Copies of all lines containing the string "time" are needed from the data below.
________________________
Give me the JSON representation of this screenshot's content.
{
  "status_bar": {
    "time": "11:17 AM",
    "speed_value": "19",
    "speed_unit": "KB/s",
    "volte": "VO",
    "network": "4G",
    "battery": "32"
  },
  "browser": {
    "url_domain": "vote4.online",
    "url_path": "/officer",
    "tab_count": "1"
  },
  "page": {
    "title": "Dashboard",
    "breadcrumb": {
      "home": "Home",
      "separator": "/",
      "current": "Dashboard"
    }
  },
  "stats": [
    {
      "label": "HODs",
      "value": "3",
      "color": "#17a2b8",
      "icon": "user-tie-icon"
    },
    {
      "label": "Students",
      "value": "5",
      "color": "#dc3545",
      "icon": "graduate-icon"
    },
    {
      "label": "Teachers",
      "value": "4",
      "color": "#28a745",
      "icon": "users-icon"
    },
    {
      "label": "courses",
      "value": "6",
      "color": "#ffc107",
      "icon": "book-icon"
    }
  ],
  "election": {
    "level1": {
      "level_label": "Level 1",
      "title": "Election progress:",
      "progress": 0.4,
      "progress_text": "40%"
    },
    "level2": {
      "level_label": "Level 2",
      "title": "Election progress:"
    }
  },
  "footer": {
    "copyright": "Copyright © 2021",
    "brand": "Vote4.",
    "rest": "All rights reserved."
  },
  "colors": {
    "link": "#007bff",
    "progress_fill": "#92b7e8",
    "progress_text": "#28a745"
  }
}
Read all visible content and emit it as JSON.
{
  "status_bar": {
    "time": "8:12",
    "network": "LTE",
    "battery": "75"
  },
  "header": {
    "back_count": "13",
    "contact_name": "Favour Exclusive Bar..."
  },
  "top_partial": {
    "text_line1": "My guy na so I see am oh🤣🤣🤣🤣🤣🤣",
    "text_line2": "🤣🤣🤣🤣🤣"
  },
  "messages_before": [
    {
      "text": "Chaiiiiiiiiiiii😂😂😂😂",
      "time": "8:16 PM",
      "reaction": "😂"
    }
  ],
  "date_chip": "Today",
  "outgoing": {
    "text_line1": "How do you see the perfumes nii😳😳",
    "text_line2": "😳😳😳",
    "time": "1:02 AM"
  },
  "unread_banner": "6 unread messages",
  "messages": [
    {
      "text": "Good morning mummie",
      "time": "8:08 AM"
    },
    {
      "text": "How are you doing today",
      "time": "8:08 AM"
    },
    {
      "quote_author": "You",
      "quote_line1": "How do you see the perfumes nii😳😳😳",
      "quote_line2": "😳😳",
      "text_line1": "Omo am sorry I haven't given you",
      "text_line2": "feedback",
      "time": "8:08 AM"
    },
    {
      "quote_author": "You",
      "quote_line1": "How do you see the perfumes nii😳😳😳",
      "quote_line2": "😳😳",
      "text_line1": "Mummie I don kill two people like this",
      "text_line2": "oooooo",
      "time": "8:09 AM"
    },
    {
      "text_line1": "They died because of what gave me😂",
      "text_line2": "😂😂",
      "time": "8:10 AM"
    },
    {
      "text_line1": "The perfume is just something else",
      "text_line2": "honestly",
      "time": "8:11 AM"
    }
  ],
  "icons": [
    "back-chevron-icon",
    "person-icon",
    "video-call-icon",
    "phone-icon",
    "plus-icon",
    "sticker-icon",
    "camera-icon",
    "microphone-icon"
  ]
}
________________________
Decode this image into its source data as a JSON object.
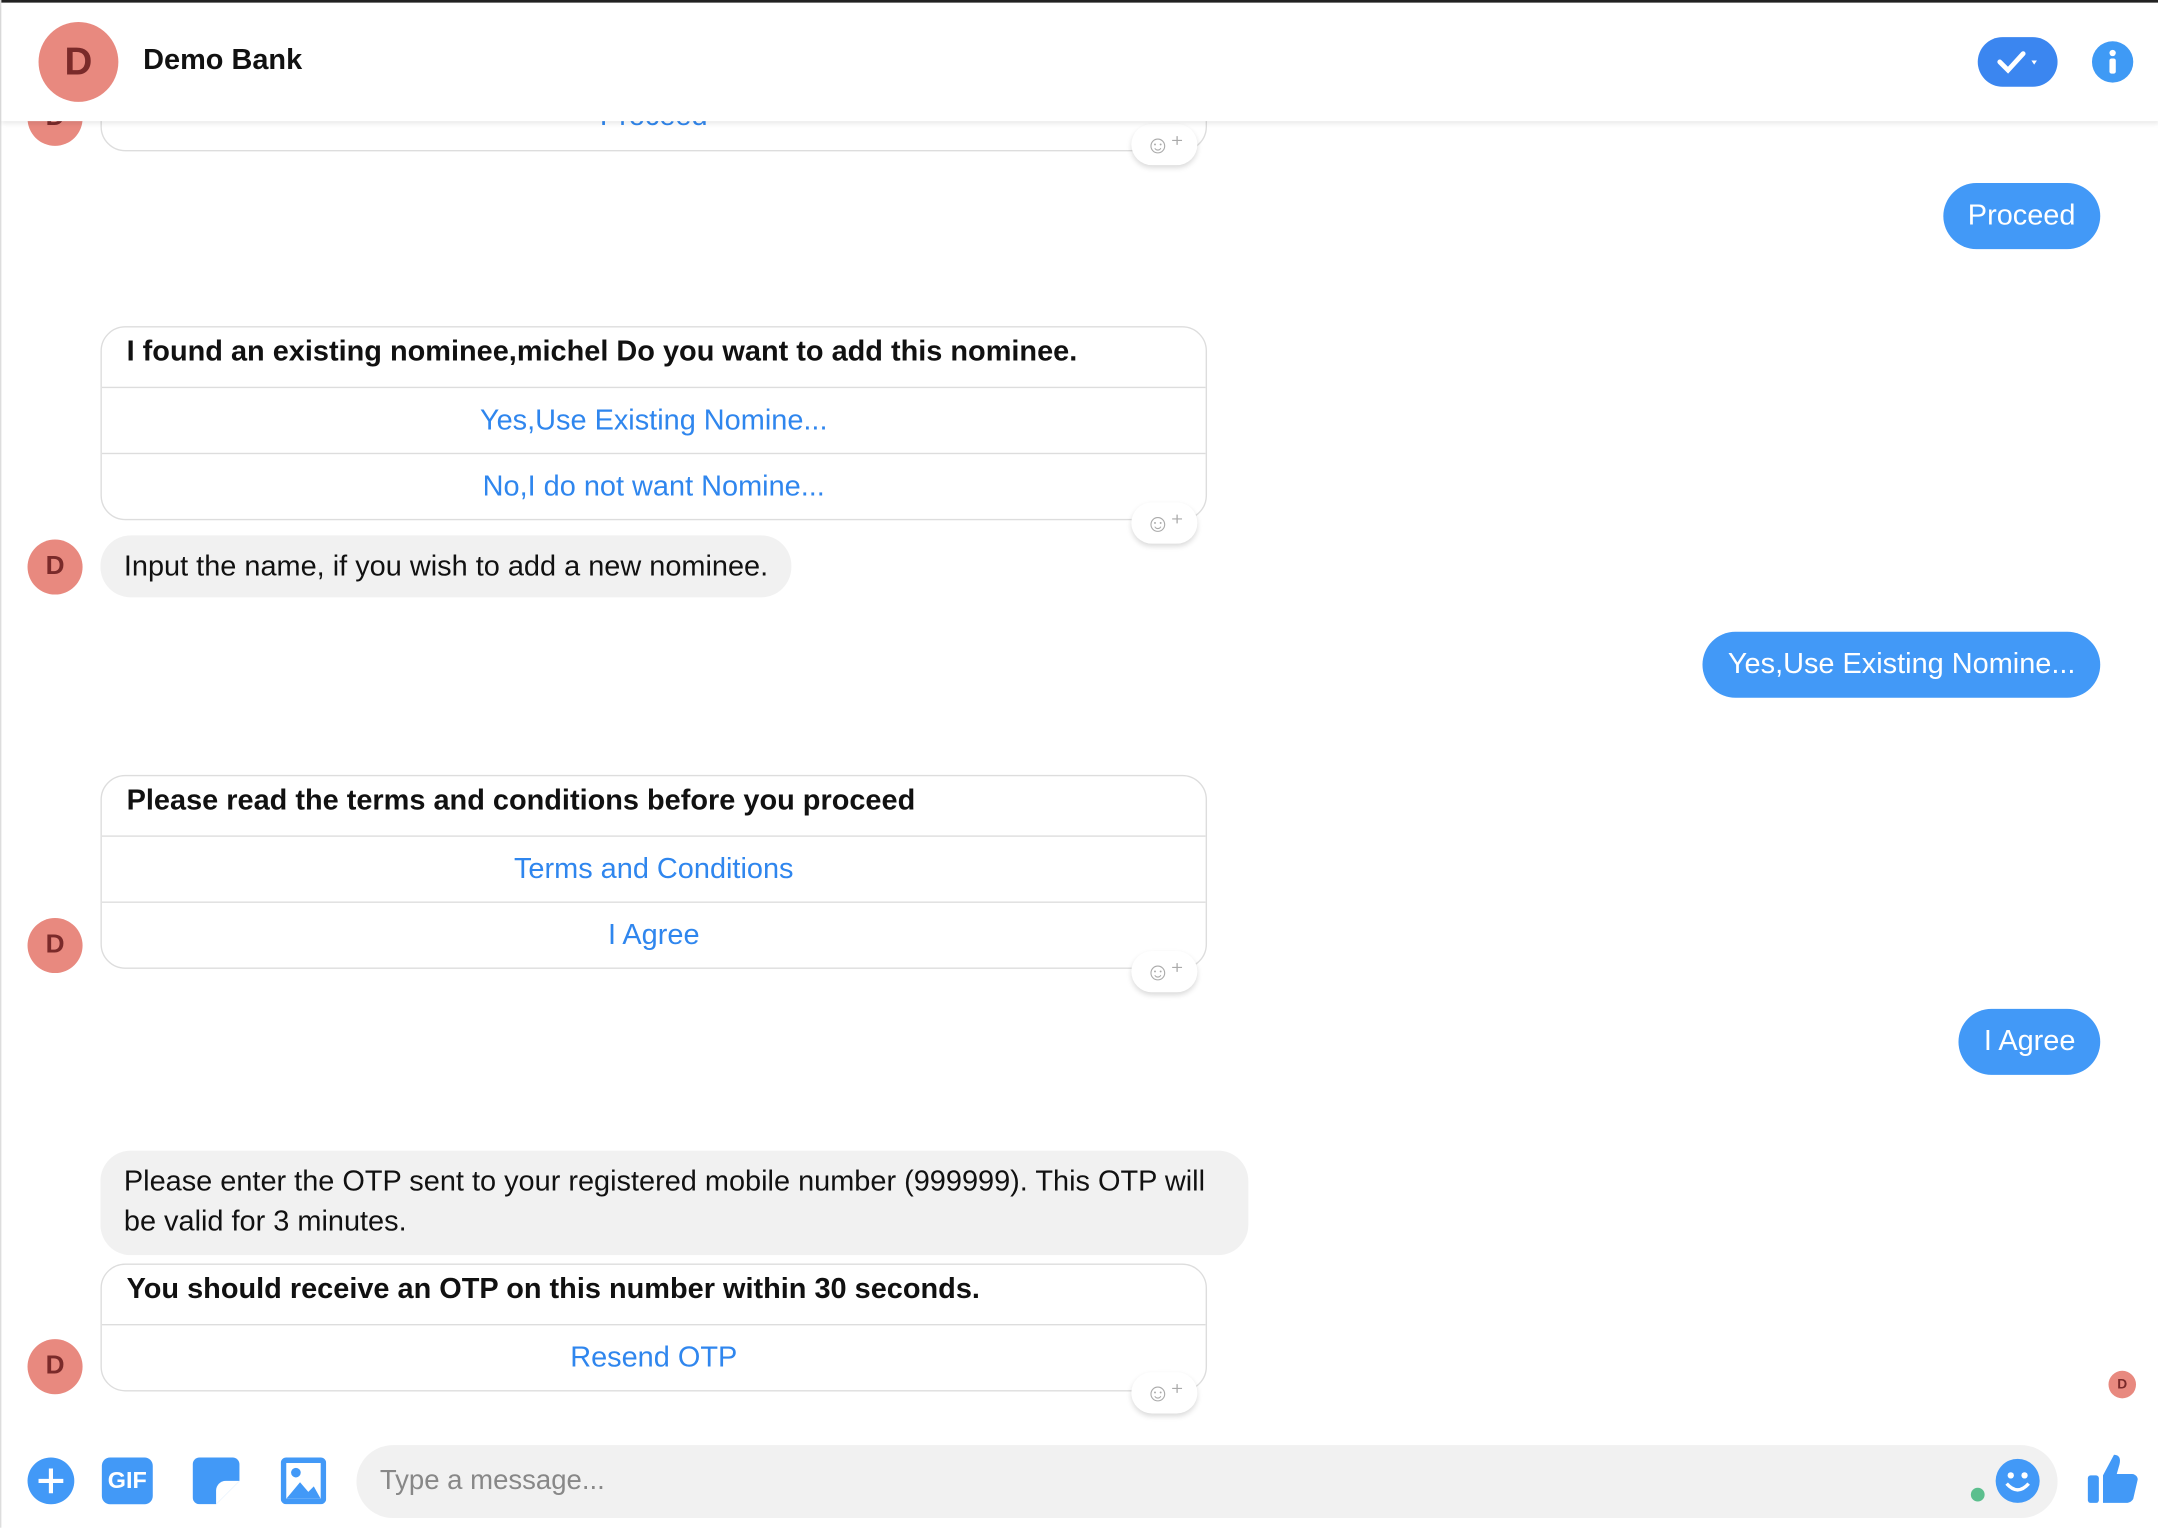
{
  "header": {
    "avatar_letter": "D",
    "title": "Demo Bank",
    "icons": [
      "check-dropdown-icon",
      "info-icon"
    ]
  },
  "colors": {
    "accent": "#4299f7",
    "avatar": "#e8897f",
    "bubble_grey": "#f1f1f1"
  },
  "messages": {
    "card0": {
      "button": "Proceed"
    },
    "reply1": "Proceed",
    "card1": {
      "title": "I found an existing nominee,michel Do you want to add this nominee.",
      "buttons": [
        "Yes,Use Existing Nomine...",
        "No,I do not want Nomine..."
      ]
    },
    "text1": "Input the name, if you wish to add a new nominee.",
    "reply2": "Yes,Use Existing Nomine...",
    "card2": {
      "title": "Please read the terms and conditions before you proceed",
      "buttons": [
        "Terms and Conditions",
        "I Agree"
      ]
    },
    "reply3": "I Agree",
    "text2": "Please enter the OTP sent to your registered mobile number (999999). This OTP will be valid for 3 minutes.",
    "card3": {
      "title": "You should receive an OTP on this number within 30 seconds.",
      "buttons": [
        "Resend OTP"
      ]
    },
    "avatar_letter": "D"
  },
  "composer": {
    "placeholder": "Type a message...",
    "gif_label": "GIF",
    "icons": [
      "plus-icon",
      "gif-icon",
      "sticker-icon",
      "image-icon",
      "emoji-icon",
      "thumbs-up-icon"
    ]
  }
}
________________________
# Reply
    "time": "11:17 AM",
    "time": "8:12",
      "time": "8:16 PM",
    "time": "1:02 AM"
      "time": "8:08 AM"
      "time": "8:08 AM"
      "time": "8:08 AM"
      "time": "8:09 AM"
      "time": "8:10 AM"
      "time": "8:11 AM"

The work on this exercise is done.